Players move six colorful snail game pieces along the game board, each starting from a matching colored leaf. This is a cooperative game, so there’s no winner or loser – perfect for days when my son just wants to roll the dice and take turns.
Recommended ages: 3 to 15 years.
Animal Upon Animal
Everything Haba creates is high quality, and this animal stacking game made of chunky, durable wood pieces is no different. A bonus is that this game ages well – for kids, it’s about building and stacking, but adults can easily turn it into a cutthroat game focused on creating impossible situations for an opponent. There’s also a pocket-sized version for 1-2 players that is the perfect size for taking on vacation.
Recommended age: 3 and up
The Sneaky, Snacky Squirrel Game
This is the first game we ever purchased, and it was a perfect gateway into the bard game world. I created a very simple variation, stripping away most of the rules, just to introduce my son to the idea of taking turns and remaining patient while others play. As he got older, we added the rules back in. Now, at age 3.5, we play the game as intended.
Recommended ages: 3 to 7
The Little Orchard
Combining elements of Memory and dice, children must team up to harvest ripe cherries from the orchard before the fruit is eaten by a crow. This game is charming and teaches elements of strategy without being too challenging.
Recommended ages: 3 and up.
Race to the Treasure
What I like most about about this game is that it requires a cooperative effort to beat the ogre to the treasure, so all the players must work together to win – or everyone loses.

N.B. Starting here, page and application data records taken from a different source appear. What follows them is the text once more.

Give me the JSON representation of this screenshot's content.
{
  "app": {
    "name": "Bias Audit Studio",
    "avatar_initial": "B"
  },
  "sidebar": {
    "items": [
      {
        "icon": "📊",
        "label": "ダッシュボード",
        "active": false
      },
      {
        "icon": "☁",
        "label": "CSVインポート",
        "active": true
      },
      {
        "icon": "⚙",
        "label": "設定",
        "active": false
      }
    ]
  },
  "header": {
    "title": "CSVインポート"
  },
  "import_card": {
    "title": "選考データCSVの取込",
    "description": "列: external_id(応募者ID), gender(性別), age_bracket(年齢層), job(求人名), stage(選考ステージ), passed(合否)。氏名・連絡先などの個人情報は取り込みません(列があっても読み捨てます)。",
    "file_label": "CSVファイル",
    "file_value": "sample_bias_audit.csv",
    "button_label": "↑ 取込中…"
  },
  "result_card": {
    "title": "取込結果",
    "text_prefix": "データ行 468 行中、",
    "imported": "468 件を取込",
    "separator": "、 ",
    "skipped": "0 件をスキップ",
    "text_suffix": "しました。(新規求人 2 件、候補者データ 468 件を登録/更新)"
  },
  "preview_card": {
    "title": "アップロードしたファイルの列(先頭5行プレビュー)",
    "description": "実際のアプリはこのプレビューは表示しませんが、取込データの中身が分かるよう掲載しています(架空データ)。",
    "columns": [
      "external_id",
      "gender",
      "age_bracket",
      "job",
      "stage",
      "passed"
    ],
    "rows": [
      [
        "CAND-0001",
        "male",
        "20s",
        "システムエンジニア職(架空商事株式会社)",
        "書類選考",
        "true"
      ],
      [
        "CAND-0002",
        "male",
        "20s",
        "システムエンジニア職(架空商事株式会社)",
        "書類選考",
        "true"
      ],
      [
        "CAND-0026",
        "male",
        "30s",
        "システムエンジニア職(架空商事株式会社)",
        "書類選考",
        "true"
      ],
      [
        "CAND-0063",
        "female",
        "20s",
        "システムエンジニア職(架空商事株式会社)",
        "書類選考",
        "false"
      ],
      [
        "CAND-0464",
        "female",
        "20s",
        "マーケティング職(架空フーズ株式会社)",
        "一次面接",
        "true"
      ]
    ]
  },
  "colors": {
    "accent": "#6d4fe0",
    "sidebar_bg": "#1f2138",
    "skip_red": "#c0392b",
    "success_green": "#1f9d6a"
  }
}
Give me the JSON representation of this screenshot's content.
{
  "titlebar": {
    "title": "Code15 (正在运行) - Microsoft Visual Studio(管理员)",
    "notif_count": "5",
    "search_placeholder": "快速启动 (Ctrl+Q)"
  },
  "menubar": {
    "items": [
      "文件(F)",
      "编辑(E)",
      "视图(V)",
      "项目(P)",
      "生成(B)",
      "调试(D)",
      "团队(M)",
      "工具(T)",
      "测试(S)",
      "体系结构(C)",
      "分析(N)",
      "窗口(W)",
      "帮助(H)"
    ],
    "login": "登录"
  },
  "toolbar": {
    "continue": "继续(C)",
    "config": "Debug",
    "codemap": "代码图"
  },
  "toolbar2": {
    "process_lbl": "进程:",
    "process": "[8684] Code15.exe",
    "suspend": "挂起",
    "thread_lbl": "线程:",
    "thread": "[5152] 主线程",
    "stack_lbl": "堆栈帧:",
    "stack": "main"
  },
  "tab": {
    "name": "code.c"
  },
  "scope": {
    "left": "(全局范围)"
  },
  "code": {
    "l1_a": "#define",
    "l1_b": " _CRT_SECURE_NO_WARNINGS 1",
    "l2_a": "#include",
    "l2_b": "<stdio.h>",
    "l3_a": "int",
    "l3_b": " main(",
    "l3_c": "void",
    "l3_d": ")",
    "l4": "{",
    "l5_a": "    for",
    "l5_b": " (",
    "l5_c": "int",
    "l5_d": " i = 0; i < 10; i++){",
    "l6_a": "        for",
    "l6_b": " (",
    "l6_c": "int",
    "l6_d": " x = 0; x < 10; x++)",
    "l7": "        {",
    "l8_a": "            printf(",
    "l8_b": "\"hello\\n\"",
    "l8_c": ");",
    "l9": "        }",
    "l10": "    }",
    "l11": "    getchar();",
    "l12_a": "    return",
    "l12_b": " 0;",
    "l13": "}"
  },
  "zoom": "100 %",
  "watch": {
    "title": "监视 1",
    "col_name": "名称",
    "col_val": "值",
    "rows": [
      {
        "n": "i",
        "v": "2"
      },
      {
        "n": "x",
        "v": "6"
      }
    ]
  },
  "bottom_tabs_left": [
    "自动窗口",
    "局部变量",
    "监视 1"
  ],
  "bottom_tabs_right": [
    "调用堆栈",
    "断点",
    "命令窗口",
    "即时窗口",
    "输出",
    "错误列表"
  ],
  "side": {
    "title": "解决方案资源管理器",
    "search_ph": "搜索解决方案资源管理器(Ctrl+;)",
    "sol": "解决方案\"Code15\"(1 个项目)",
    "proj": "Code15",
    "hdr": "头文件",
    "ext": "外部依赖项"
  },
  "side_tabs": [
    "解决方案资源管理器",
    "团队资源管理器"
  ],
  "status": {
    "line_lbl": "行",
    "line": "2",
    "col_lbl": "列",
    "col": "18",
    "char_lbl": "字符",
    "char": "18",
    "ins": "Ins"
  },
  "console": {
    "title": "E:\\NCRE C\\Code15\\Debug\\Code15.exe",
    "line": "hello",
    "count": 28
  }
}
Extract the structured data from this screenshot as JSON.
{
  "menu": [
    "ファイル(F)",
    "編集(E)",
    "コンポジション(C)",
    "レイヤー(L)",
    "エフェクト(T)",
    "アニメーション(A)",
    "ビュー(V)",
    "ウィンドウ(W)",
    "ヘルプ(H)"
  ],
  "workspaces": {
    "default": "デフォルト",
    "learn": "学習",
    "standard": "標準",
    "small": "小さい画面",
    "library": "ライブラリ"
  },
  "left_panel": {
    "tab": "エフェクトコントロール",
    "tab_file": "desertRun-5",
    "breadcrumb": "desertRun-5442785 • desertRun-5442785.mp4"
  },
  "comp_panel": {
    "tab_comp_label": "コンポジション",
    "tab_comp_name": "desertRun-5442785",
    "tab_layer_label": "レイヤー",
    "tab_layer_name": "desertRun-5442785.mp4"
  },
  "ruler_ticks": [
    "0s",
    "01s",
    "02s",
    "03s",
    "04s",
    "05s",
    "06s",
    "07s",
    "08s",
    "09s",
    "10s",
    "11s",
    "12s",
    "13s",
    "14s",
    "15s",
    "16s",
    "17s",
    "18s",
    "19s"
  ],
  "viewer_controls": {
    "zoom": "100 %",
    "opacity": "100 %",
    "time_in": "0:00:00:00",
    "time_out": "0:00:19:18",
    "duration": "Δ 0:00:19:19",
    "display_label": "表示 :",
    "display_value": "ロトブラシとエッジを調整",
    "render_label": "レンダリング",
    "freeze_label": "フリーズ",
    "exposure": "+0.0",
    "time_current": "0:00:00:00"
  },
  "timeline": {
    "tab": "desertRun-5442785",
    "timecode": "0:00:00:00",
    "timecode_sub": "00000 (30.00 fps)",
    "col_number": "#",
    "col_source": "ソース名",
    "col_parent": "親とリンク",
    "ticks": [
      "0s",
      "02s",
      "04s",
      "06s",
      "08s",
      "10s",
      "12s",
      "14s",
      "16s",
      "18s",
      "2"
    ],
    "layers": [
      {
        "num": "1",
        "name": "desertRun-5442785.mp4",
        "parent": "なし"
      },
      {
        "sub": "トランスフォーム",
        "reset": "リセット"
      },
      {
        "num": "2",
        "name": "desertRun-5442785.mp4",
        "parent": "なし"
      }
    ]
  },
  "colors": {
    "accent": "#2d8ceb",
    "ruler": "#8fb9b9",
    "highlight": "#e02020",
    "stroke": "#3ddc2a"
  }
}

Recommended ages: 1 to 8 years
Do you have older kids too? Try this one:
This game is definitely made for older kids, but it’s possible to modify it to suit younger players. This is a dexterity game in which players must pluck oblong wood pieces from a cup while trying not to jostle them and knock the "alarm" over. Kids tend to have a natural advantage with their tiny fingers, which will make it extra challenging for older players.
Recommended ages: 7 and up
Opinions expressed by parent contributors are their own.